Triangle Tool Library
Other projects include support and development of the Triangle Tool Library in Cobargo which has been instrumental in providing residents with the tools and knowledge they need as they rebuild their homes and their lives. The library was successful in receiving a $134,000 BCRRF grant to build 4 “Resilience Trailers”. RSW has provided project management support to conduct community surveys on exactly which tools the community wanted and support the library in the procurement phase. This engagement led to several “user groups” forming around niche tool areas. The user groups were empowered to make decisions on how the tools were deployed and are now initiating community training workshops and service models. One food preservation user group is looking after $20,000 of commercial food processing tools and organising community gatherings where bottling and canning of local produce takes place. These gatherings connect people from remote and isolated areas who have a genuine shared interest.
Art Therapists were engaged in Eden and Bega to support bushfire-affected community members who felt more comfortable expressing themselves through their art.
Creative Arts as Therapy is a continuation of that theme by allowing remote and isolated people to reconnect through music, ceramics, painting, drumming and singing and photography. These programs were all well received with lots of great feedback from participants.

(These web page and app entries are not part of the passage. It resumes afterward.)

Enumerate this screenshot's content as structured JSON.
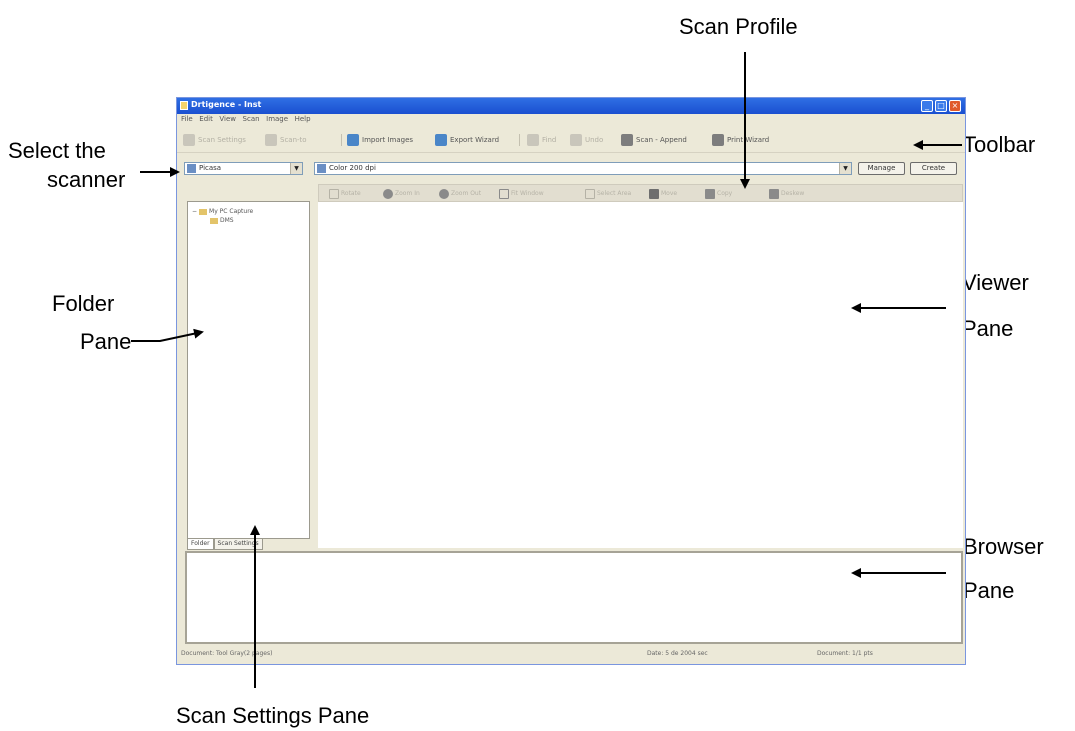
{
  "callouts": {
    "scan_profile": "Scan Profile",
    "toolbar": "Toolbar",
    "select_scanner_1": "Select the",
    "select_scanner_2": "scanner",
    "viewer_1": "Viewer",
    "viewer_2": "Pane",
    "folder_1": "Folder",
    "folder_2": "Pane",
    "browser_1": "Browser",
    "browser_2": "Pane",
    "scan_settings": "Scan Settings Pane"
  },
  "window": {
    "title": "Drtigence - Inst",
    "minimize_icon": "minimize-icon",
    "maximize_icon": "maximize-icon",
    "close_icon": "close-icon"
  },
  "menu": [
    "File",
    "Edit",
    "View",
    "Scan",
    "Image",
    "Help"
  ],
  "toolbar": {
    "scan_label": "Scan Settings",
    "scan_to_label": "Scan-to",
    "import_label": "Import Images",
    "export_label": "Export Wizard",
    "find_label": "Find",
    "undo_label": "Undo",
    "append_label": "Scan - Append",
    "print_label": "Print Wizard"
  },
  "scanner_select": {
    "value": "Picasa"
  },
  "profile_select": {
    "value": "Color 200 dpi"
  },
  "profile_buttons": {
    "manage": "Manage",
    "create": "Create"
  },
  "folder_tree": {
    "root": "My PC Capture",
    "child": "DMS"
  },
  "bottom_tabs": [
    "Folder",
    "Scan Settings"
  ],
  "viewer_toolbar": {
    "rotate": "Rotate",
    "zoom_in": "Zoom In",
    "zoom_out": "Zoom Out",
    "fit": "Fit Window",
    "select": "Select Area",
    "move": "Move",
    "copy": "Copy",
    "crop": "Deskew"
  },
  "status": {
    "left": "Document: Tool Gray(2 pages)",
    "middle": "Date: 5 de 2004 sec",
    "right": "Document: 1/1 pts"
  },
  "colors": {
    "titlebar": "#1a4fd0",
    "window_bg": "#ece9d8",
    "viewer_bg": "#ffffff"
  }
}
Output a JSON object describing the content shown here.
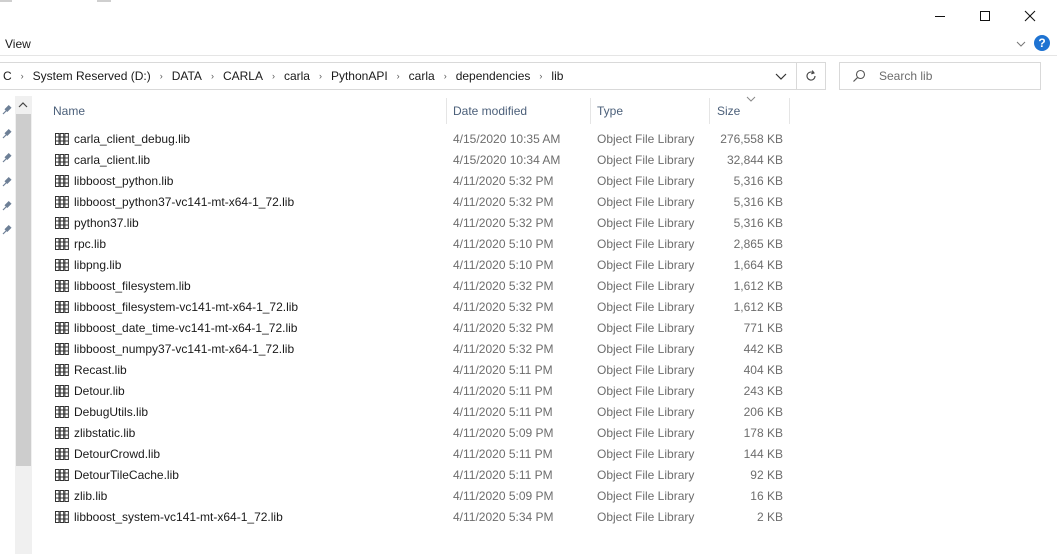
{
  "ribbon": {
    "view_tab": "View"
  },
  "address": {
    "crumbs": [
      "C",
      "System Reserved (D:)",
      "DATA",
      "CARLA",
      "carla",
      "PythonAPI",
      "carla",
      "dependencies",
      "lib"
    ]
  },
  "search": {
    "placeholder": "Search lib"
  },
  "columns": {
    "name": "Name",
    "date": "Date modified",
    "type": "Type",
    "size": "Size"
  },
  "files": [
    {
      "name": "carla_client_debug.lib",
      "date": "4/15/2020 10:35 AM",
      "type": "Object File Library",
      "size": "276,558 KB"
    },
    {
      "name": "carla_client.lib",
      "date": "4/15/2020 10:34 AM",
      "type": "Object File Library",
      "size": "32,844 KB"
    },
    {
      "name": "libboost_python.lib",
      "date": "4/11/2020 5:32 PM",
      "type": "Object File Library",
      "size": "5,316 KB"
    },
    {
      "name": "libboost_python37-vc141-mt-x64-1_72.lib",
      "date": "4/11/2020 5:32 PM",
      "type": "Object File Library",
      "size": "5,316 KB"
    },
    {
      "name": "python37.lib",
      "date": "4/11/2020 5:32 PM",
      "type": "Object File Library",
      "size": "5,316 KB"
    },
    {
      "name": "rpc.lib",
      "date": "4/11/2020 5:10 PM",
      "type": "Object File Library",
      "size": "2,865 KB"
    },
    {
      "name": "libpng.lib",
      "date": "4/11/2020 5:10 PM",
      "type": "Object File Library",
      "size": "1,664 KB"
    },
    {
      "name": "libboost_filesystem.lib",
      "date": "4/11/2020 5:32 PM",
      "type": "Object File Library",
      "size": "1,612 KB"
    },
    {
      "name": "libboost_filesystem-vc141-mt-x64-1_72.lib",
      "date": "4/11/2020 5:32 PM",
      "type": "Object File Library",
      "size": "1,612 KB"
    },
    {
      "name": "libboost_date_time-vc141-mt-x64-1_72.lib",
      "date": "4/11/2020 5:32 PM",
      "type": "Object File Library",
      "size": "771 KB"
    },
    {
      "name": "libboost_numpy37-vc141-mt-x64-1_72.lib",
      "date": "4/11/2020 5:32 PM",
      "type": "Object File Library",
      "size": "442 KB"
    },
    {
      "name": "Recast.lib",
      "date": "4/11/2020 5:11 PM",
      "type": "Object File Library",
      "size": "404 KB"
    },
    {
      "name": "Detour.lib",
      "date": "4/11/2020 5:11 PM",
      "type": "Object File Library",
      "size": "243 KB"
    },
    {
      "name": "DebugUtils.lib",
      "date": "4/11/2020 5:11 PM",
      "type": "Object File Library",
      "size": "206 KB"
    },
    {
      "name": "zlibstatic.lib",
      "date": "4/11/2020 5:09 PM",
      "type": "Object File Library",
      "size": "178 KB"
    },
    {
      "name": "DetourCrowd.lib",
      "date": "4/11/2020 5:11 PM",
      "type": "Object File Library",
      "size": "144 KB"
    },
    {
      "name": "DetourTileCache.lib",
      "date": "4/11/2020 5:11 PM",
      "type": "Object File Library",
      "size": "92 KB"
    },
    {
      "name": "zlib.lib",
      "date": "4/11/2020 5:09 PM",
      "type": "Object File Library",
      "size": "16 KB"
    },
    {
      "name": "libboost_system-vc141-mt-x64-1_72.lib",
      "date": "4/11/2020 5:34 PM",
      "type": "Object File Library",
      "size": "2 KB"
    }
  ],
  "icons": {
    "minimize": "minimize-icon",
    "maximize": "maximize-icon",
    "close": "close-icon",
    "help": "help-icon",
    "refresh": "refresh-icon",
    "search": "search-icon",
    "file": "library-file-icon",
    "pin": "pin-icon"
  },
  "colors": {
    "accent": "#1e73d2",
    "header_text": "#4c607a",
    "muted_text": "#6d6d6d"
  }
}
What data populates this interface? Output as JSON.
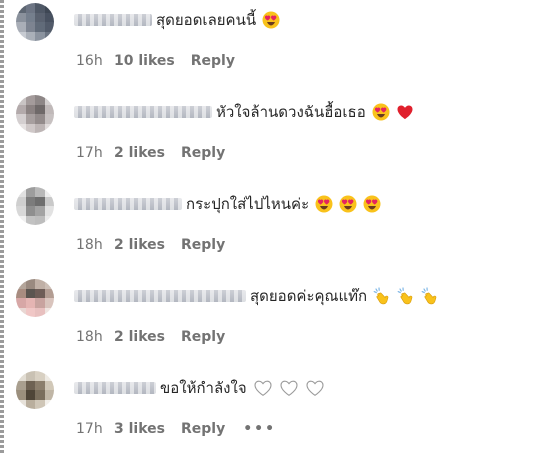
{
  "comments": [
    {
      "text": "สุดยอดเลยคนนี้",
      "time": "16h",
      "likes": "10 likes",
      "reply": "Reply",
      "emojis": [
        "heart-eyes-icon"
      ],
      "avatar_colors": [
        "#5d6672",
        "#6d7584",
        "#4f5866",
        "#3e4754",
        "#8a919c",
        "#757f8d",
        "#5a6270",
        "#485160",
        "#a9aeb7",
        "#7d8491",
        "#616b79",
        "#525b6a",
        "#c7cbd2",
        "#aab0b9",
        "#8b939f",
        "#6b7482"
      ]
    },
    {
      "text": "หัวใจล้านดวงฉันฮื้อเธอ",
      "time": "17h",
      "likes": "2 likes",
      "reply": "Reply",
      "emojis": [
        "heart-eyes-icon",
        "red-heart-icon"
      ],
      "avatar_colors": [
        "#c9c4c4",
        "#a49b9b",
        "#8d8686",
        "#d3cfcf",
        "#b3aaab",
        "#8b8282",
        "#6f6969",
        "#c0b9b9",
        "#d4cfd0",
        "#a79f9f",
        "#938b8b",
        "#c7c1c1",
        "#e6e2e2",
        "#cfc8c8",
        "#bdb5b5",
        "#e1dcdc"
      ]
    },
    {
      "text": "กระปุกใส่ไปไหนค่ะ",
      "time": "18h",
      "likes": "2 likes",
      "reply": "Reply",
      "emojis": [
        "heart-eyes-icon",
        "heart-eyes-icon",
        "heart-eyes-icon"
      ],
      "avatar_colors": [
        "#e0e0e0",
        "#9d9d9d",
        "#b8b8b8",
        "#ededed",
        "#cfcfcf",
        "#7c7c7c",
        "#6e6e6e",
        "#c9c9c9",
        "#d8d8d8",
        "#8f8f8f",
        "#a3a3a3",
        "#e2e2e2",
        "#f0f0f0",
        "#c2c2c2",
        "#bdbdbd",
        "#ececec"
      ]
    },
    {
      "text": "สุดยอดค่ะคุณแท๊ก",
      "time": "18h",
      "likes": "2 likes",
      "reply": "Reply",
      "emojis": [
        "clapping-hands-icon",
        "clapping-hands-icon",
        "clapping-hands-icon"
      ],
      "avatar_colors": [
        "#b4a59a",
        "#9a8a80",
        "#c0b0a6",
        "#cdbfb6",
        "#a88c80",
        "#5b5550",
        "#6e5d57",
        "#b39d93",
        "#d7a7a6",
        "#e5b5b3",
        "#c8a39f",
        "#d9c4bd",
        "#e9d7d3",
        "#f0c7c6",
        "#e8c0bf",
        "#efe4e0"
      ]
    },
    {
      "text": "ขอให้กำลังใจ",
      "time": "17h",
      "likes": "3 likes",
      "reply": "Reply",
      "emojis": [
        "white-heart-icon",
        "white-heart-icon",
        "white-heart-icon"
      ],
      "more": "•••",
      "avatar_colors": [
        "#e2ddd3",
        "#c9c1b3",
        "#d8d0c2",
        "#eeeae3",
        "#a99f8f",
        "#6e6253",
        "#8c7f6d",
        "#d1c8b8",
        "#9b8f7d",
        "#4f4538",
        "#7a6e5d",
        "#c0b6a6",
        "#e7e2da",
        "#b9ae9d",
        "#cfc6b7",
        "#f2efea"
      ]
    }
  ]
}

Bemboka focussed attention on developing a Red Cross sponsored Community-led Resilience Team (CRT) in 2023 and our local RSW has supported this initiative.
We support other services in the area to deliver their programs in various locations and we are always interested to hear of novel ways to support our communities.